Currently, the S&P futures are up two points and are trading 0.1% above fair value. The Nasdaq 100 futures are up six points and the Dow Jones Industrial Average futures are up 12 points.
It's an appropriate response really, because the agreement signed by President Trump and Chairman Kim was sweeping in its vision but limited in detail.
Briefly, Chairman Kim committed to work toward complete denuclearization of the Korean Peninsula while President Trump provided a security guarantee to North Korea and said the U.S. will stop its war games with South Korea.
The upside is that a dialogue has started and both sides have committed to holding follow-up meetings. The downside is that North Korea's history has left ample room for doubt that it will abide by its commitment.
Nevertheless, it's fair to say at this juncture that the summit has lowered the geopolitical heat surrounding North Korea. That can be considered a plus and has probably already been accounted for in the latest leg higher for the S&P 500, which is sitting just below important round-number resistance at 2800.
That may also explain why the reaction to the summit by the futures market has been relatively muted.
Another explanation can be pinned on a wait-and-see attitude in front of some important central bank meetings this week, beginning with the FOMC decision on Wednesday, the ECB decision on Thursday, and the Bank of Japan decision on Friday.
Only the FOMC is expected to raise its key policy rate. The focal point for global markets is whether there is any change in the Federal Reserve's rate-hike projections and whether the ECB signals that it has started discussions about winding down its quantitative easing program.
The key takeaway from the Consumer Price Index for May is that it validated the expectation for a 25 basis points rate hike by the FOMC tomorrow and provided some backing for the prevailing expectation among Fed members that there will be at least three rate hikes in 2018.
Total CPI increased 0.2% (Briefing.com consensus +0.3%), led by gains in the indexes for gasoline (+1.7%) and shelter (+0.3%). Core CPI, which excludes food and energy, also increased 0.2%, as expected, and was bolstered largely by the shelter index.
On a year-over-year basis, total CPI was up 2.8%, versus 2.5% in April. Core CPI was up 2.2%, versus 2.1% in April.
There hasn't been a sharp response in either the futures market or the Treasury market to the data, which was largely in-line with expectations.
Elsewhere, the corporate news isn't moving the broad market needle, yet that could change with the expected court ruling later today on the proposed AT&T (T)-Time Warner (TWX) merger, which is sure to stir up the media space when it is made.

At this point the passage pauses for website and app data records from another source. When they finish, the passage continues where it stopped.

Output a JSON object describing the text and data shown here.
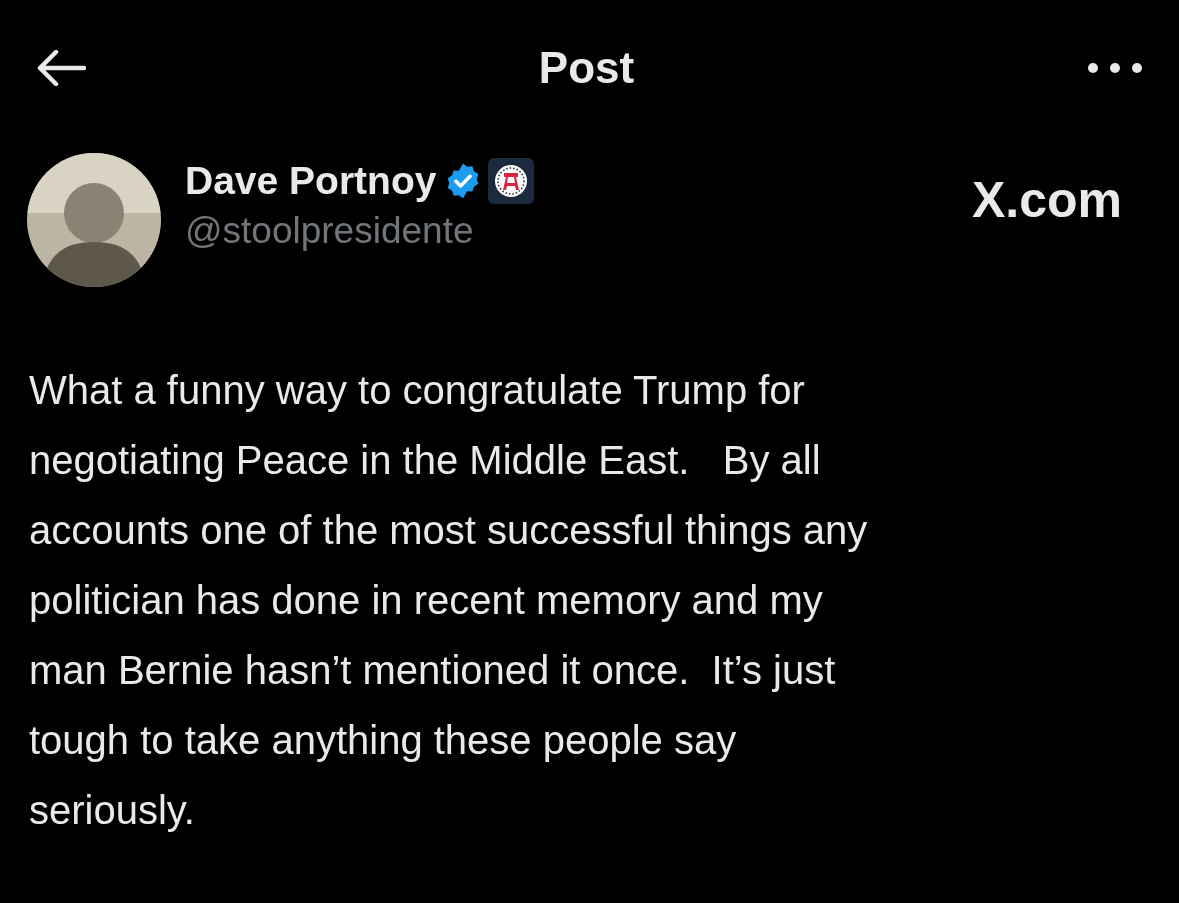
{
  "header": {
    "title": "Post"
  },
  "author": {
    "name": "Dave Portnoy",
    "handle": "@stoolpresidente",
    "verified": true,
    "affiliate_badge": true
  },
  "source_label": "X.com",
  "post": {
    "lines": [
      "What a funny way to congratulate Trump for",
      "negotiating Peace in the Middle East.   By all",
      "accounts one of the most successful things any",
      "politician has done in recent memory and my",
      "man Bernie hasn’t mentioned it once.  It’s just",
      "tough to take anything these people say",
      "seriously."
    ]
  }
}
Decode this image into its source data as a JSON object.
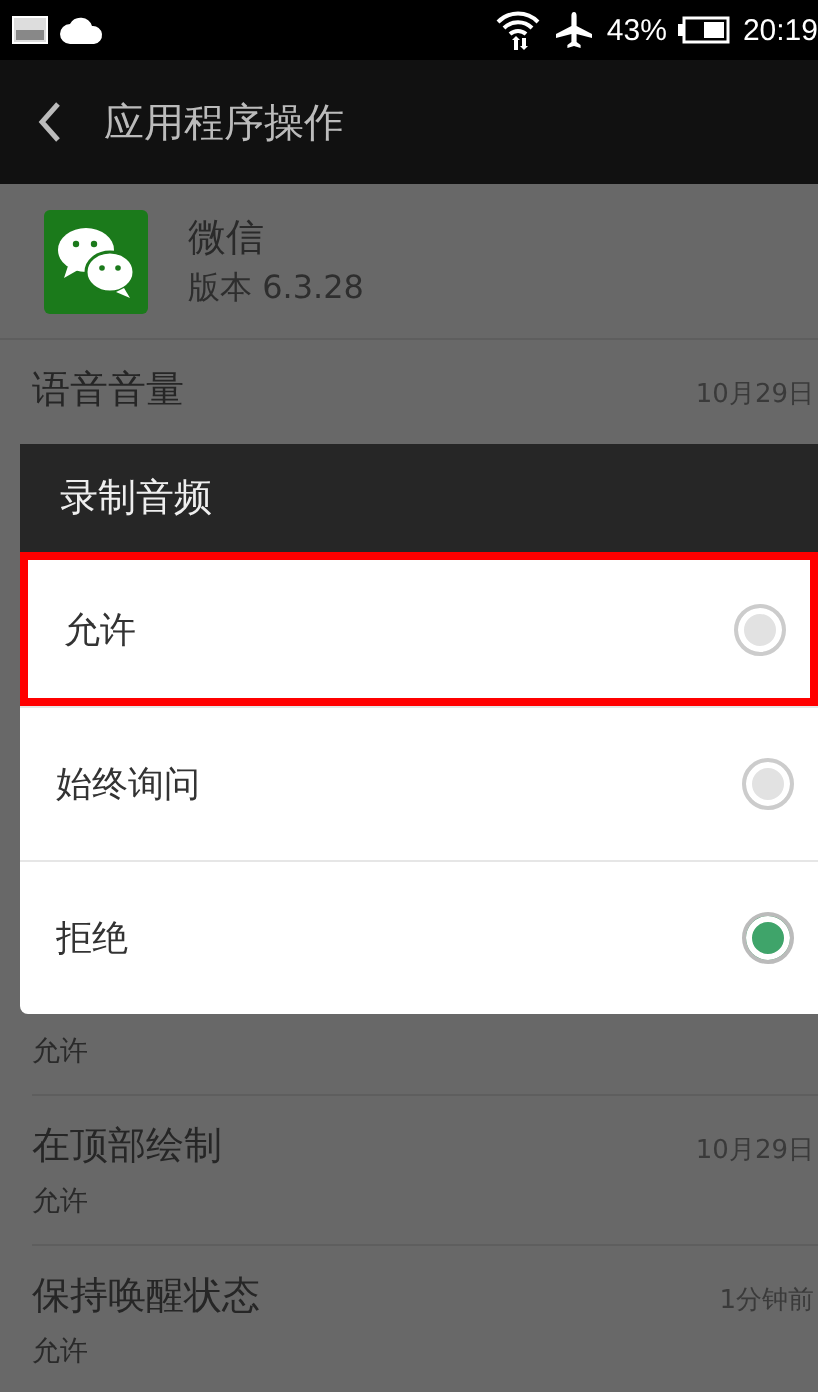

Most of the corporate headlines have generated company-specific responses; however, the outsized gains in Restoration Hardware (RH) and Dave & Buster's (PLAY) following their earnings reports are anticipated to keep the consumer discretionary sector in the market's good graces.